━━━━━ AVAILABLE DATA ━━━━━

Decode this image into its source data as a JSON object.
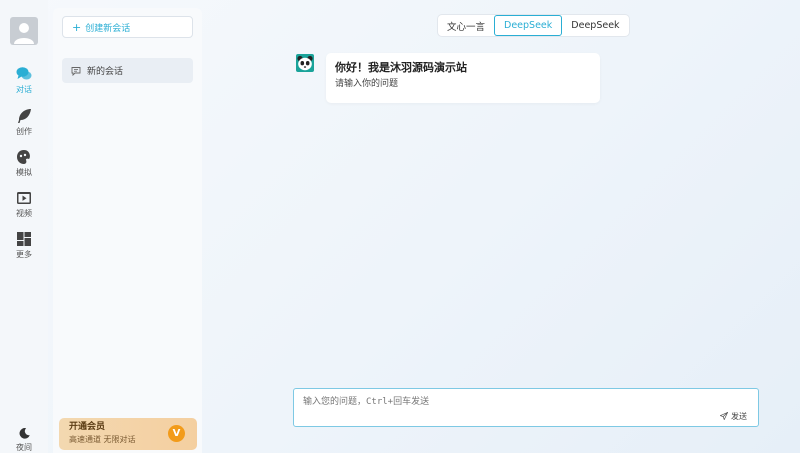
{
  "nav": {
    "items": [
      {
        "id": "chat",
        "label": "对话",
        "icon": "chat-bubbles-icon",
        "active": true
      },
      {
        "id": "create",
        "label": "创作",
        "icon": "feather-icon",
        "active": false
      },
      {
        "id": "simulate",
        "label": "模拟",
        "icon": "mask-icon",
        "active": false
      },
      {
        "id": "video",
        "label": "视频",
        "icon": "video-play-icon",
        "active": false
      },
      {
        "id": "more",
        "label": "更多",
        "icon": "grid-icon",
        "active": false
      }
    ],
    "night_label": "夜间",
    "accent": "#2aaed4"
  },
  "sidebar": {
    "new_chat_label": "创建新会话",
    "sessions": [
      {
        "title": "新的会话"
      }
    ],
    "vip": {
      "title": "开通会员",
      "subtitle": "高速通道 无限对话",
      "badge": "V"
    }
  },
  "model_tabs": [
    {
      "label": "文心一言",
      "active": false
    },
    {
      "label": "DeepSeek",
      "active": true
    },
    {
      "label": "DeepSeek",
      "active": false
    }
  ],
  "messages": [
    {
      "role": "assistant",
      "title": "你好！我是沐羽源码演示站",
      "text": "请输入你的问题"
    }
  ],
  "composer": {
    "placeholder": "输入您的问题，Ctrl+回车发送",
    "value": "",
    "send_label": "发送"
  }
}
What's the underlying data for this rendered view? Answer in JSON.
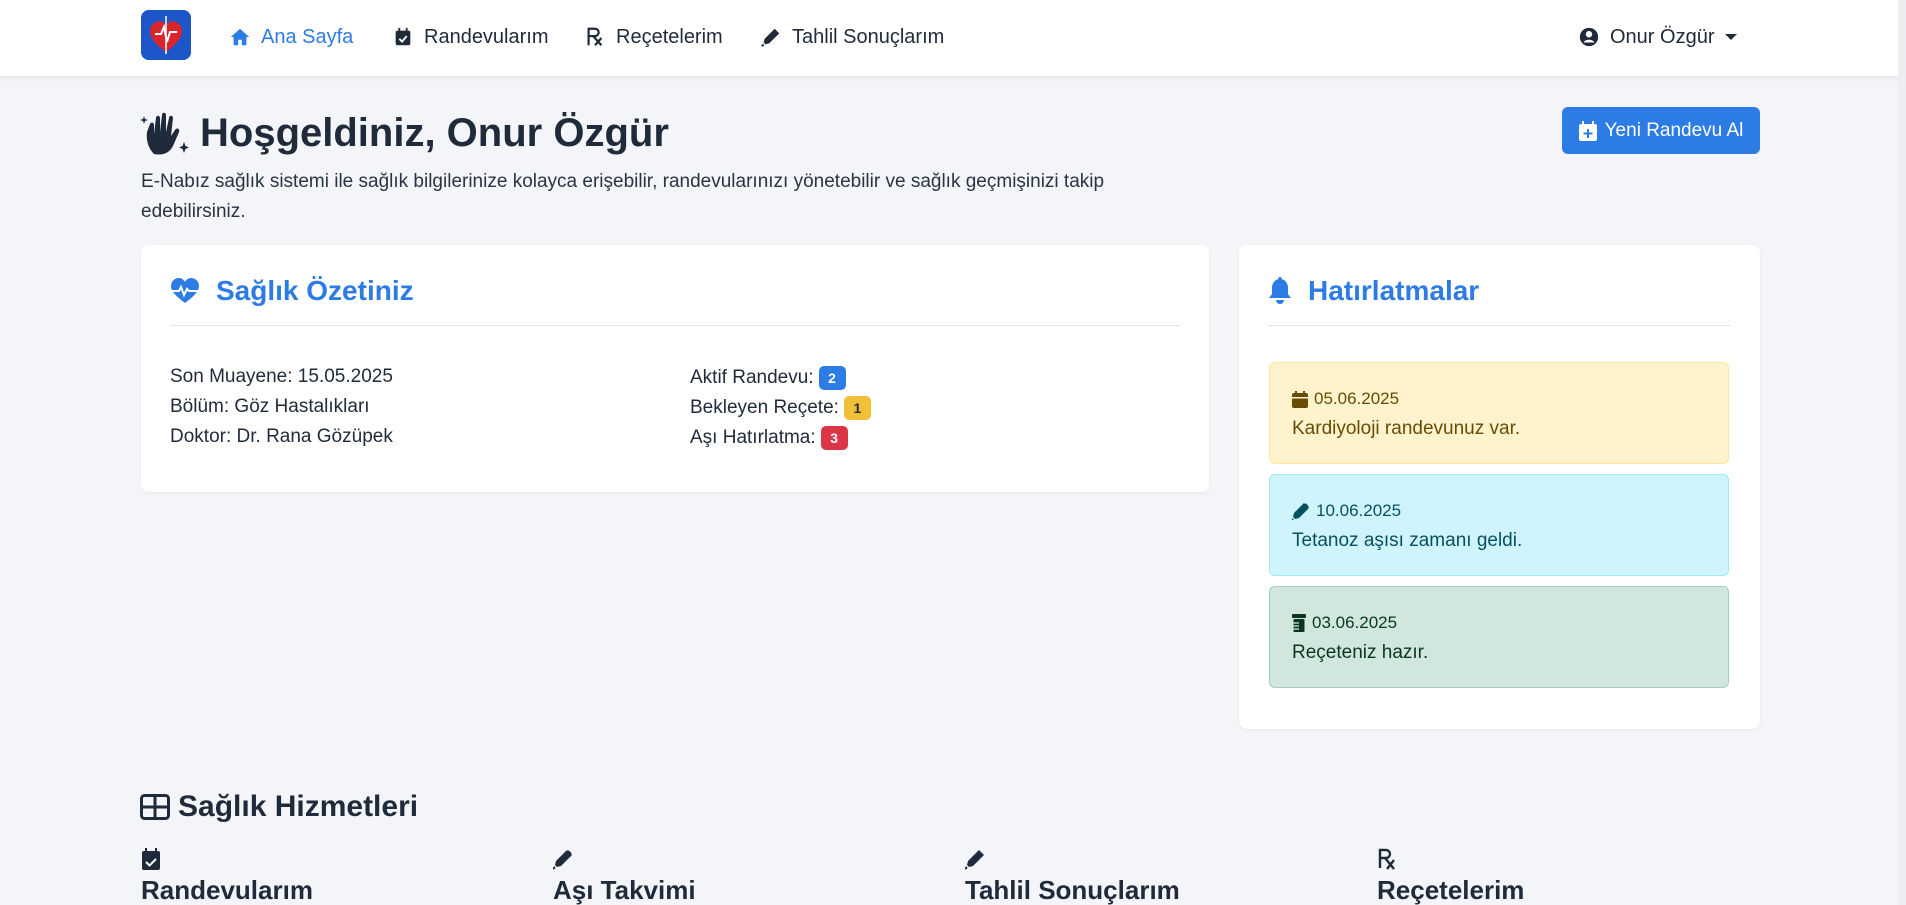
{
  "nav": {
    "items": [
      {
        "label": "Ana Sayfa",
        "icon": "home-icon",
        "active": true
      },
      {
        "label": "Randevularım",
        "icon": "calendar-check-icon",
        "active": false
      },
      {
        "label": "Reçetelerim",
        "icon": "prescription-icon",
        "active": false
      },
      {
        "label": "Tahlil Sonuçlarım",
        "icon": "syringe-icon",
        "active": false
      }
    ],
    "user_name": "Onur Özgür"
  },
  "header": {
    "title": "Hoşgeldiniz, Onur Özgür",
    "description": "E-Nabız sağlık sistemi ile sağlık bilgilerinize kolayca erişebilir, randevularınızı yönetebilir ve sağlık geçmişinizi takip edebilirsiniz.",
    "new_appointment_label": "Yeni Randevu Al"
  },
  "summary": {
    "title": "Sağlık Özetiniz",
    "left": [
      "Son Muayene: 15.05.2025",
      "Bölüm: Göz Hastalıkları",
      "Doktor: Dr. Rana Gözüpek"
    ],
    "right": [
      {
        "label": "Aktif Randevu:",
        "badge": "2",
        "color": "#2d7be5"
      },
      {
        "label": "Bekleyen Reçete:",
        "badge": "1",
        "color": "#f2c037"
      },
      {
        "label": "Aşı Hatırlatma:",
        "badge": "3",
        "color": "#dc3545"
      }
    ]
  },
  "reminders": {
    "title": "Hatırlatmalar",
    "items": [
      {
        "date": "05.06.2025",
        "text": "Kardiyoloji randevunuz var.",
        "icon": "calendar-icon"
      },
      {
        "date": "10.06.2025",
        "text": "Tetanoz aşısı zamanı geldi.",
        "icon": "syringe-icon"
      },
      {
        "date": "03.06.2025",
        "text": "Reçeteniz hazır.",
        "icon": "prescription-bottle-icon"
      }
    ]
  },
  "services": {
    "title": "Sağlık Hizmetleri",
    "items": [
      {
        "label": "Randevularım",
        "icon": "calendar-check-icon"
      },
      {
        "label": "Aşı Takvimi",
        "icon": "syringe-icon"
      },
      {
        "label": "Tahlil Sonuçlarım",
        "icon": "syringe-icon"
      },
      {
        "label": "Reçetelerim",
        "icon": "prescription-icon"
      }
    ]
  },
  "colors": {
    "primary": "#2d7be5",
    "warning_bg": "#fff3cd",
    "info_bg": "#cff4fc",
    "success_bg": "#d1e7dd"
  }
}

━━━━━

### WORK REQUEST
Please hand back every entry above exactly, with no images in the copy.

### EXERCISE ANSWER
Decode this image into its source data as a JSON object.
{
  "nav": {
    "items": [
      {
        "id": "chat",
        "label": "对话",
        "icon": "chat-bubbles-icon",
        "active": true
      },
      {
        "id": "create",
        "label": "创作",
        "icon": "feather-icon",
        "active": false
      },
      {
        "id": "simulate",
        "label": "模拟",
        "icon": "mask-icon",
        "active": false
      },
      {
        "id": "video",
        "label": "视频",
        "icon": "video-play-icon",
        "active": false
      },
      {
        "id": "more",
        "label": "更多",
        "icon": "grid-icon",
        "active": false
      }
    ],
    "night_label": "夜间",
    "accent": "#2aaed4"
  },
  "sidebar": {
    "new_chat_label": "创建新会话",
    "sessions": [
      {
        "title": "新的会话"
      }
    ],
    "vip": {
      "title": "开通会员",
      "subtitle": "高速通道 无限对话",
      "badge": "V"
    }
  },
  "model_tabs": [
    {
      "label": "文心一言",
      "active": false
    },
    {
      "label": "DeepSeek",
      "active": true
    },
    {
      "label": "DeepSeek",
      "active": false
    }
  ],
  "messages": [
    {
      "role": "assistant",
      "title": "你好！我是沐羽源码演示站",
      "text": "请输入你的问题"
    }
  ],
  "composer": {
    "placeholder": "输入您的问题，Ctrl+回车发送",
    "value": "",
    "send_label": "发送"
  }
}
What's the underlying data for this rendered view? Answer in JSON.
{
  "nav": {
    "items": [
      {
        "label": "Ana Sayfa",
        "icon": "home-icon",
        "active": true
      },
      {
        "label": "Randevularım",
        "icon": "calendar-check-icon",
        "active": false
      },
      {
        "label": "Reçetelerim",
        "icon": "prescription-icon",
        "active": false
      },
      {
        "label": "Tahlil Sonuçlarım",
        "icon": "syringe-icon",
        "active": false
      }
    ],
    "user_name": "Onur Özgür"
  },
  "header": {
    "title": "Hoşgeldiniz, Onur Özgür",
    "description": "E-Nabız sağlık sistemi ile sağlık bilgilerinize kolayca erişebilir, randevularınızı yönetebilir ve sağlık geçmişinizi takip edebilirsiniz.",
    "new_appointment_label": "Yeni Randevu Al"
  },
  "summary": {
    "title": "Sağlık Özetiniz",
    "left": [
      "Son Muayene: 15.05.2025",
      "Bölüm: Göz Hastalıkları",
      "Doktor: Dr. Rana Gözüpek"
    ],
    "right": [
      {
        "label": "Aktif Randevu:",
        "badge": "2",
        "color": "#2d7be5"
      },
      {
        "label": "Bekleyen Reçete:",
        "badge": "1",
        "color": "#f2c037"
      },
      {
        "label": "Aşı Hatırlatma:",
        "badge": "3",
        "color": "#dc3545"
      }
    ]
  },
  "reminders": {
    "title": "Hatırlatmalar",
    "items": [
      {
        "date": "05.06.2025",
        "text": "Kardiyoloji randevunuz var.",
        "icon": "calendar-icon"
      },
      {
        "date": "10.06.2025",
        "text": "Tetanoz aşısı zamanı geldi.",
        "icon": "syringe-icon"
      },
      {
        "date": "03.06.2025",
        "text": "Reçeteniz hazır.",
        "icon": "prescription-bottle-icon"
      }
    ]
  },
  "services": {
    "title": "Sağlık Hizmetleri",
    "items": [
      {
        "label": "Randevularım",
        "icon": "calendar-check-icon"
      },
      {
        "label": "Aşı Takvimi",
        "icon": "syringe-icon"
      },
      {
        "label": "Tahlil Sonuçlarım",
        "icon": "syringe-icon"
      },
      {
        "label": "Reçetelerim",
        "icon": "prescription-icon"
      }
    ]
  },
  "colors": {
    "primary": "#2d7be5",
    "warning_bg": "#fff3cd",
    "info_bg": "#cff4fc",
    "success_bg": "#d1e7dd"
  }
}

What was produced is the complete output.